From a Prix Goncourt writer hailed by Milan Kundera as the "heir of Joyce and Kafka," a novel, first published in France in 1997, about an escaped slave in Martinique and the killer hound that pursues him.
Slave Old Man conjures a metamorphosis of similar pathos and wonder ... Mr. Chamoiseau writes in a wild medley of French and Creole, sliding from dialect to classical expression like a freeform jazz musician. Linda Coverdale’s translation, the first in English, is gloriously unshackled, reveling in what she calls Mr. Chamoiseau’s 'fond disrespect for words' to forge innovative musical phrasings. The forest of world literature can be a bewildering place to navigate and one good trick is to find a translator you trust and follow her wherever she leads. Those who do so with Ms. Coverdale, one of the best French translators working, will discover such marvelous writers as Jean Echenoz, Emmanuel Carrère and Annie Ernaux. And they will come to this beautiful book, by a writer who’s as original as any I’ve read all year.
Imagine Walt Whitman adapting Apocalypto and you might approximate the awe and adrenaline of Chamoiseau’s action pastoral ... His exhilarating flight evokes the shock of freedom with tactile immediacy ... If the runaways of American literature seek autonomy and self-ownership, Chamoiseau’s maroon enters a 'Great Woods' where distinctions between past and present, human and animal, Old World and New dissolve ... Slave Old Man transpires in a solitude that can be limiting.
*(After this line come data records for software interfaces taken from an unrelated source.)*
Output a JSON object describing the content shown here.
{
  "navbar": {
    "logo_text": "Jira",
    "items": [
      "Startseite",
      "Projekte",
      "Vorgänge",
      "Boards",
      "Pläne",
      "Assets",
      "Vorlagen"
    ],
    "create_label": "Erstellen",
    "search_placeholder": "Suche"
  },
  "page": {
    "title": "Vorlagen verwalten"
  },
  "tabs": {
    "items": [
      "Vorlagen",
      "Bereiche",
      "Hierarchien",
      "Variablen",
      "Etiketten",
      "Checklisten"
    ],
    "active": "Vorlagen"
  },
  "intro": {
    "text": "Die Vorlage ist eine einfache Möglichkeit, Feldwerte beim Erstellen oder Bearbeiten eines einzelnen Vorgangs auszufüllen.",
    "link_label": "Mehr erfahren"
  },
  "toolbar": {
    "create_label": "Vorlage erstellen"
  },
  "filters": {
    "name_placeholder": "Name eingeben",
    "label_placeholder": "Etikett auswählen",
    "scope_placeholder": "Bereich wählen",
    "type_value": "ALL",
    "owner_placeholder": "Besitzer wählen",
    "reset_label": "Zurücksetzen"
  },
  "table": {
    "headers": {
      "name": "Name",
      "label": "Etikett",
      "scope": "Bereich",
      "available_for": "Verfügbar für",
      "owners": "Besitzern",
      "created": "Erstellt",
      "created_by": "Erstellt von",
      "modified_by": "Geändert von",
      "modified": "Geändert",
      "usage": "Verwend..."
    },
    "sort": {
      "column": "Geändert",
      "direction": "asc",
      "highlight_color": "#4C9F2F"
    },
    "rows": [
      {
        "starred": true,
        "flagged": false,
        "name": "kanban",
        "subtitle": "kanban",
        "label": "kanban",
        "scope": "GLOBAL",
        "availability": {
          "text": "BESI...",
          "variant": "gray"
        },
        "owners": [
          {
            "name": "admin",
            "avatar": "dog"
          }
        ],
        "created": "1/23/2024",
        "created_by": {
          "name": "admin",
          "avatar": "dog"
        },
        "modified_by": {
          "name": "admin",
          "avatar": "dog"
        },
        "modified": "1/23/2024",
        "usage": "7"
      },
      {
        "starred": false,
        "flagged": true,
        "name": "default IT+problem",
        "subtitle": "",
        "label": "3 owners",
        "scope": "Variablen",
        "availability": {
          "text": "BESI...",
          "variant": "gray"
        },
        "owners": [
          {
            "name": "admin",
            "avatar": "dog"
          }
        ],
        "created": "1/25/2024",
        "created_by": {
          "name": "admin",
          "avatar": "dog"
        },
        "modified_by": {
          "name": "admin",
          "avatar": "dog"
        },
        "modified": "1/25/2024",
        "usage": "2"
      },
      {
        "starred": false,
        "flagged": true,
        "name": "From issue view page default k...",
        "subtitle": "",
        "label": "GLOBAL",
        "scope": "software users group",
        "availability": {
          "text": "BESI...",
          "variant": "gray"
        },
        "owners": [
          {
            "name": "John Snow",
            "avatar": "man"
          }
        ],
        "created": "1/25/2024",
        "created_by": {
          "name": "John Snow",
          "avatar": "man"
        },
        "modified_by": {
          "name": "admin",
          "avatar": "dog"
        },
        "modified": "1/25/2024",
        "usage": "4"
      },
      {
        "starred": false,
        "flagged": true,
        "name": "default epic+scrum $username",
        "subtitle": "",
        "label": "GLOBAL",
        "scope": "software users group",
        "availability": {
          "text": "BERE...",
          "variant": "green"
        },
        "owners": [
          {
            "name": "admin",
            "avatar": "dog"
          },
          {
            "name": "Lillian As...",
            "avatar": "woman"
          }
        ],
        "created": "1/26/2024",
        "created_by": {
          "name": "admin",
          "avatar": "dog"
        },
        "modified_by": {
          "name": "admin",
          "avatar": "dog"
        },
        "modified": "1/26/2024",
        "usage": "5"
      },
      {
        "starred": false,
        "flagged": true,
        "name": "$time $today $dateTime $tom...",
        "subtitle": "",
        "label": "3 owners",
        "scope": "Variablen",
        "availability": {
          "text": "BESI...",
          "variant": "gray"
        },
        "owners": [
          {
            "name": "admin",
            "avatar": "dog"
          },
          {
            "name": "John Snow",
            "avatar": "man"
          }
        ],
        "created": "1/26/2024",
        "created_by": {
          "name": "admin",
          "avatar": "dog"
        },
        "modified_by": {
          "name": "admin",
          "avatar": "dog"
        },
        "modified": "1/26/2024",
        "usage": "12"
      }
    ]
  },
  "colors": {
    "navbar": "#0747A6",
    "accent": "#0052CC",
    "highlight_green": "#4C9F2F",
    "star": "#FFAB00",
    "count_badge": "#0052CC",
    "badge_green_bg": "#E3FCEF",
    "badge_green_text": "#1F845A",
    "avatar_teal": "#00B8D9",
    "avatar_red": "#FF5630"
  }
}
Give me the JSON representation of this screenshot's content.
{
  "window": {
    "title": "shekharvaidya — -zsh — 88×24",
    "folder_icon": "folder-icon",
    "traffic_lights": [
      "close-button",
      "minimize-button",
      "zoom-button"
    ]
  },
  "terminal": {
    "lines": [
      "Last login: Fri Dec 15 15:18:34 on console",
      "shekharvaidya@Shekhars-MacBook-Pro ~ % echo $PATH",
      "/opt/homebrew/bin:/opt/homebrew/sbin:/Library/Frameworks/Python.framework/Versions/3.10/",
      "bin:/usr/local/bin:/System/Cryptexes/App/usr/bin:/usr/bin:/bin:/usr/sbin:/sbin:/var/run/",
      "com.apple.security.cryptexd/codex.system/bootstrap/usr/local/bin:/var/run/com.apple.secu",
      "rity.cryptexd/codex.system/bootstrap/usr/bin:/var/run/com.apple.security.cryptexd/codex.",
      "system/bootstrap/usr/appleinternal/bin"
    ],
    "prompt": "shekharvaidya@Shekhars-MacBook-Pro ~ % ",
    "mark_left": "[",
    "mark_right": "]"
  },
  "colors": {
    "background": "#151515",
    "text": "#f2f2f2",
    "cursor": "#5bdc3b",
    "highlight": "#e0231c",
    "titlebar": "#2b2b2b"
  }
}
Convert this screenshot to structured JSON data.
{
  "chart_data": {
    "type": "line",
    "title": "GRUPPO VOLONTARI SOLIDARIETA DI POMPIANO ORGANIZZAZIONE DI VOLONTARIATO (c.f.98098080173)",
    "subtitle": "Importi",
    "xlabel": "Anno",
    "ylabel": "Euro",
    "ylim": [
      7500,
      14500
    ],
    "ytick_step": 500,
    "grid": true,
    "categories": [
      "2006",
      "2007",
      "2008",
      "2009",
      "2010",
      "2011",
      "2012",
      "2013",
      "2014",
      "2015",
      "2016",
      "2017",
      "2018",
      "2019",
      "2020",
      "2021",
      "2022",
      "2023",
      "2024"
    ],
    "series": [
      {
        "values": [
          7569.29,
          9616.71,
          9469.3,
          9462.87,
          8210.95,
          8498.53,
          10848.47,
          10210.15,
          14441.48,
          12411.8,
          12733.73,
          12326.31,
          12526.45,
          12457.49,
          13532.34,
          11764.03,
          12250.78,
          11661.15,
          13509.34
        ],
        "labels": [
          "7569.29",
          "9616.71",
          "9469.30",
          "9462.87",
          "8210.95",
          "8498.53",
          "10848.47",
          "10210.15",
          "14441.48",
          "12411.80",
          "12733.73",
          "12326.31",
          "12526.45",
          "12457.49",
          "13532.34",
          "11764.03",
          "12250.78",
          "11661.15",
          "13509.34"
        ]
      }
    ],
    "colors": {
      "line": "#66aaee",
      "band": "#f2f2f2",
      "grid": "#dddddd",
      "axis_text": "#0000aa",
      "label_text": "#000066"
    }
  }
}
Chamoiseau’s descriptions of the forest—beautifully translated from French and Creole by Linda Coverdale—are exhilarating, but the old man never quite comes into focus against the background of foliage and verbiage. A character without relationships or concrete memories, he risks becoming a cipher ... If the old man proves himself to anyone, it is his canine pursuer ... The sparks from their contest kindle this bonfire of a book, a maroon story written with 'a folktale parlance and a runner’s wind.'
Slave Old Man is Chamoiseau’s strongest work since his masterpiece, Texaco ... Slave Old Man is a cloudburst of a novel, swift and compressed — but every page pulses, blood-warm ... The prose is so electrifyingly synesthetic that, on more than one occasion, I found myself stopping to rub my eyes in disbelief.